Data extracted from a collection
:::

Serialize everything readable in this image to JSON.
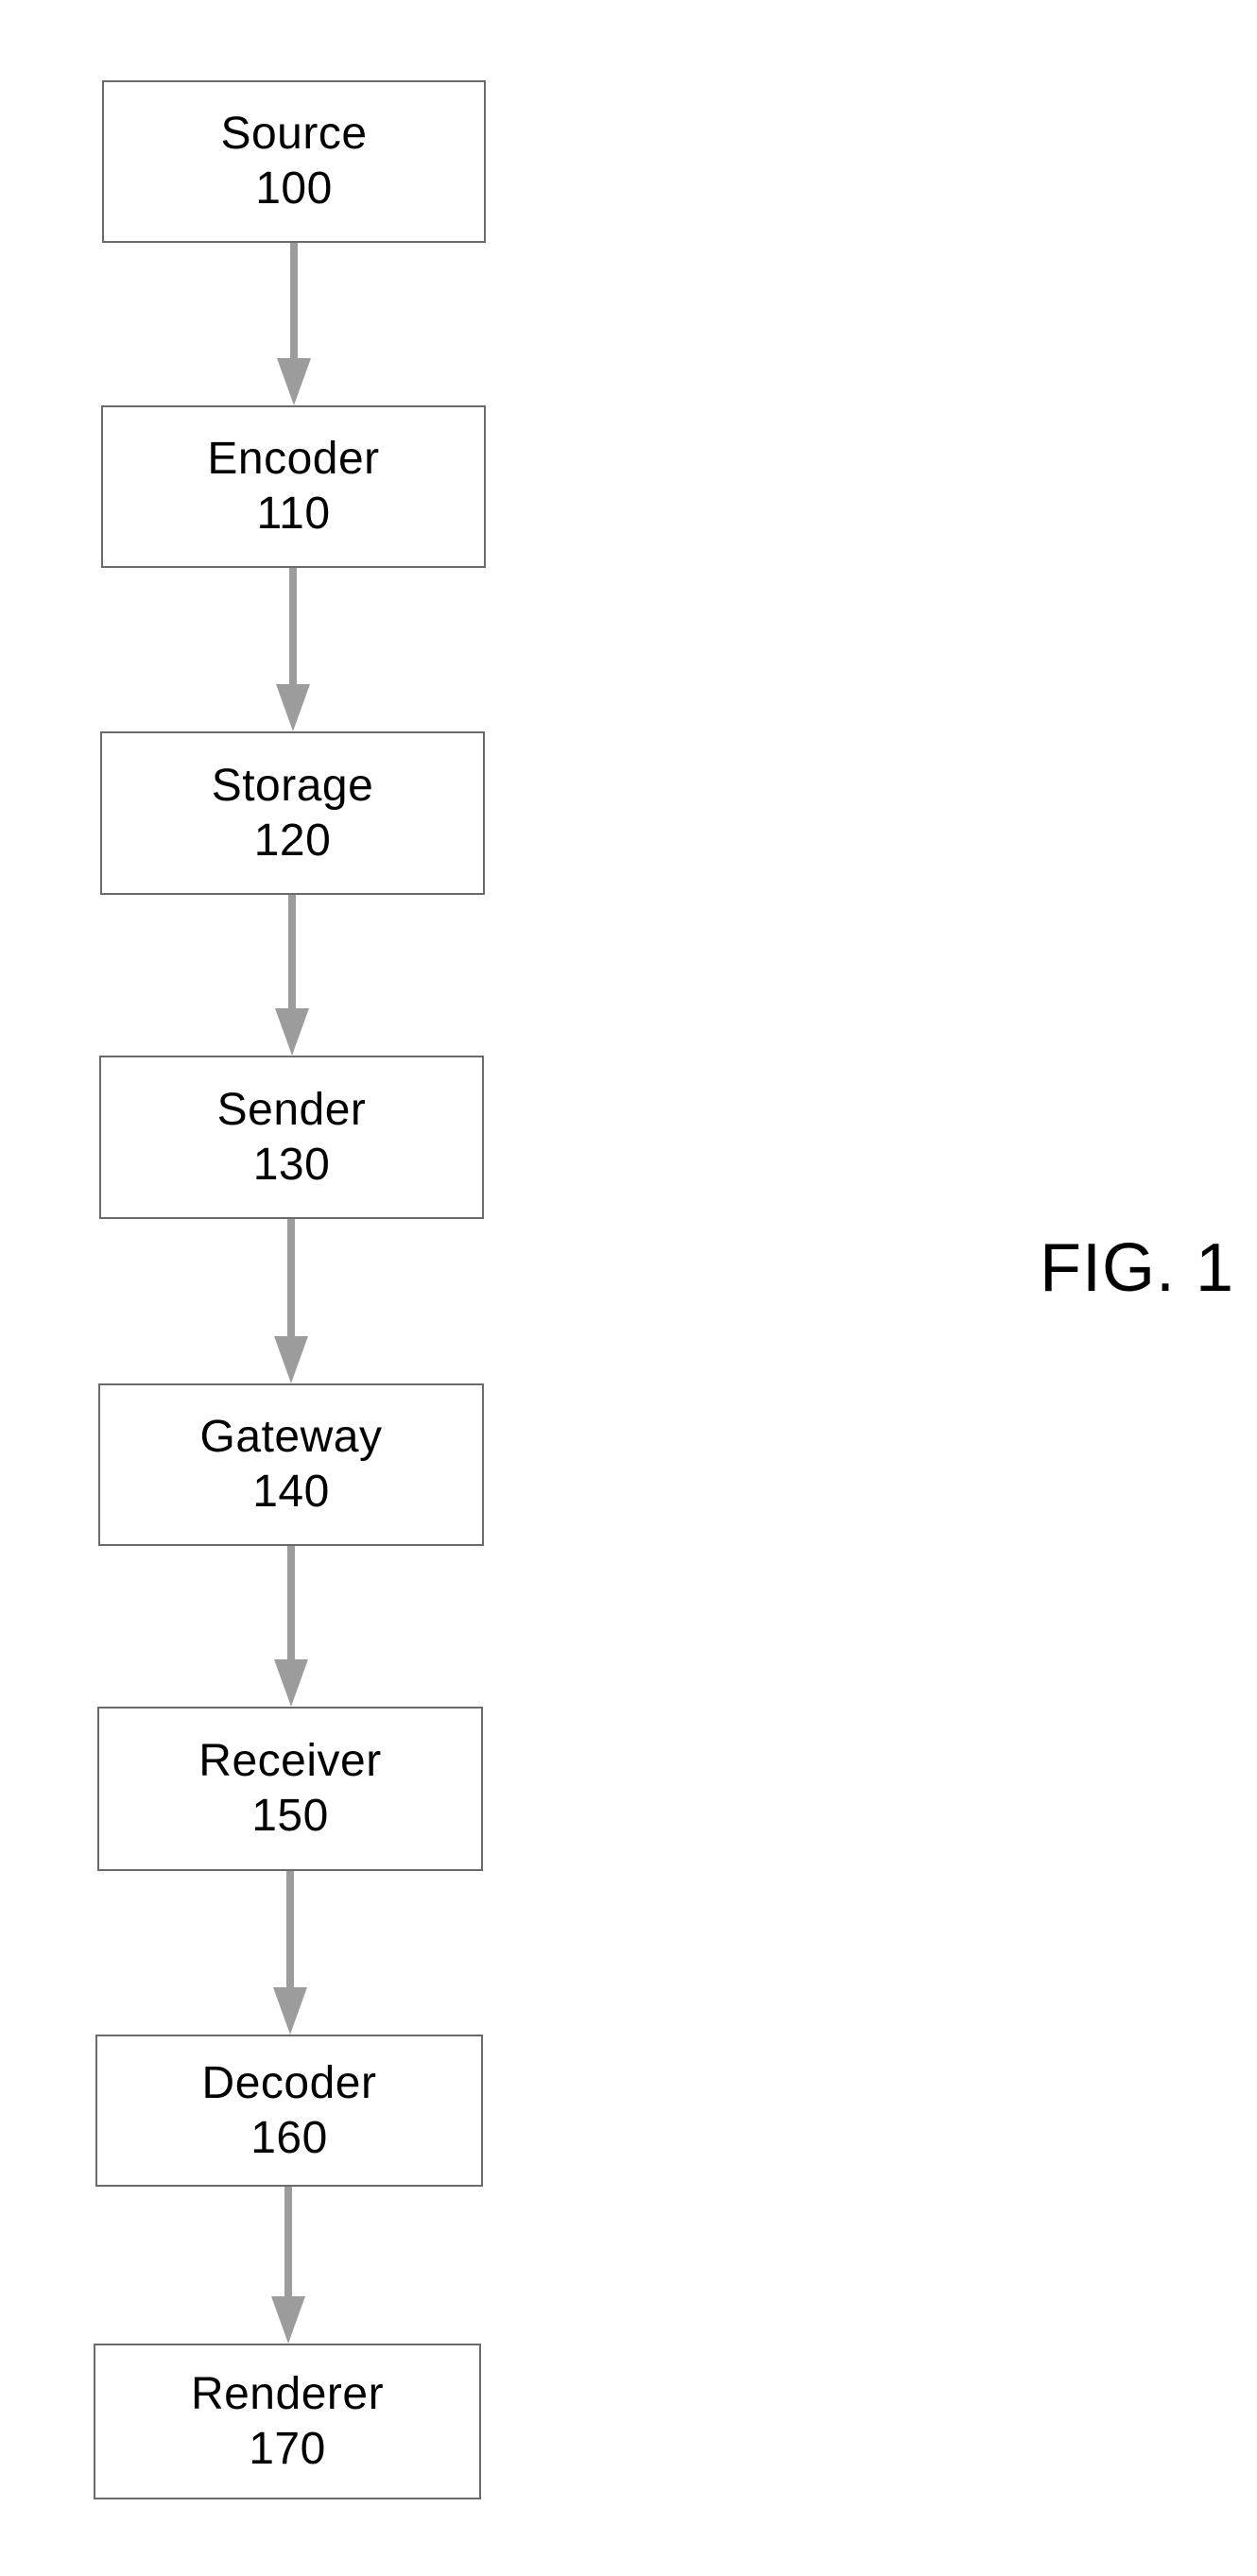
{
  "figure": {
    "label": "FIG. 1",
    "arrow_color": "#9c9c9c",
    "border_color": "#6a6a6a"
  },
  "nodes": [
    {
      "name": "Source",
      "ref": "100"
    },
    {
      "name": "Encoder",
      "ref": "110"
    },
    {
      "name": "Storage",
      "ref": "120"
    },
    {
      "name": "Sender",
      "ref": "130"
    },
    {
      "name": "Gateway",
      "ref": "140"
    },
    {
      "name": "Receiver",
      "ref": "150"
    },
    {
      "name": "Decoder",
      "ref": "160"
    },
    {
      "name": "Renderer",
      "ref": "170"
    }
  ],
  "edges": [
    {
      "from": "100",
      "to": "110"
    },
    {
      "from": "110",
      "to": "120"
    },
    {
      "from": "120",
      "to": "130"
    },
    {
      "from": "130",
      "to": "140"
    },
    {
      "from": "140",
      "to": "150"
    },
    {
      "from": "150",
      "to": "160"
    },
    {
      "from": "160",
      "to": "170"
    }
  ]
}
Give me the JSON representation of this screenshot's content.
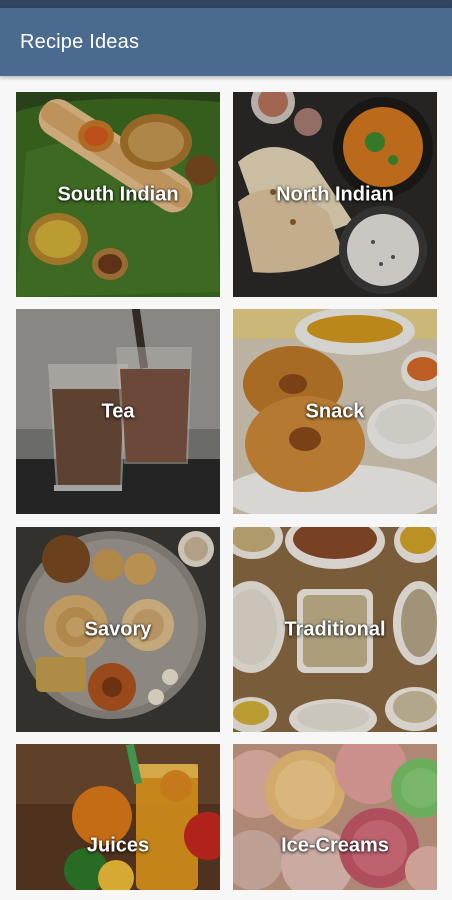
{
  "app_bar": {
    "title": "Recipe Ideas"
  },
  "categories": [
    {
      "label": "South Indian"
    },
    {
      "label": "North Indian"
    },
    {
      "label": "Tea"
    },
    {
      "label": "Snack"
    },
    {
      "label": "Savory"
    },
    {
      "label": "Traditional"
    },
    {
      "label": "Juices"
    },
    {
      "label": "Ice-Creams"
    }
  ],
  "colors": {
    "app_bar": "#4a6b8f",
    "status_bar": "#2f4560",
    "background": "#f7f7f7",
    "label_text": "#ffffff"
  }
}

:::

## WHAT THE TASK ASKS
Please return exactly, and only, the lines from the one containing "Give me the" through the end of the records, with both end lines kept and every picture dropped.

## WRITTEN RESPONSE
Give me the JSON representation of this screenshot's content.
{
  "app_bar": {
    "title": "Recipe Ideas"
  },
  "categories": [
    {
      "label": "South Indian"
    },
    {
      "label": "North Indian"
    },
    {
      "label": "Tea"
    },
    {
      "label": "Snack"
    },
    {
      "label": "Savory"
    },
    {
      "label": "Traditional"
    },
    {
      "label": "Juices"
    },
    {
      "label": "Ice-Creams"
    }
  ],
  "colors": {
    "app_bar": "#4a6b8f",
    "status_bar": "#2f4560",
    "background": "#f7f7f7",
    "label_text": "#ffffff"
  }
}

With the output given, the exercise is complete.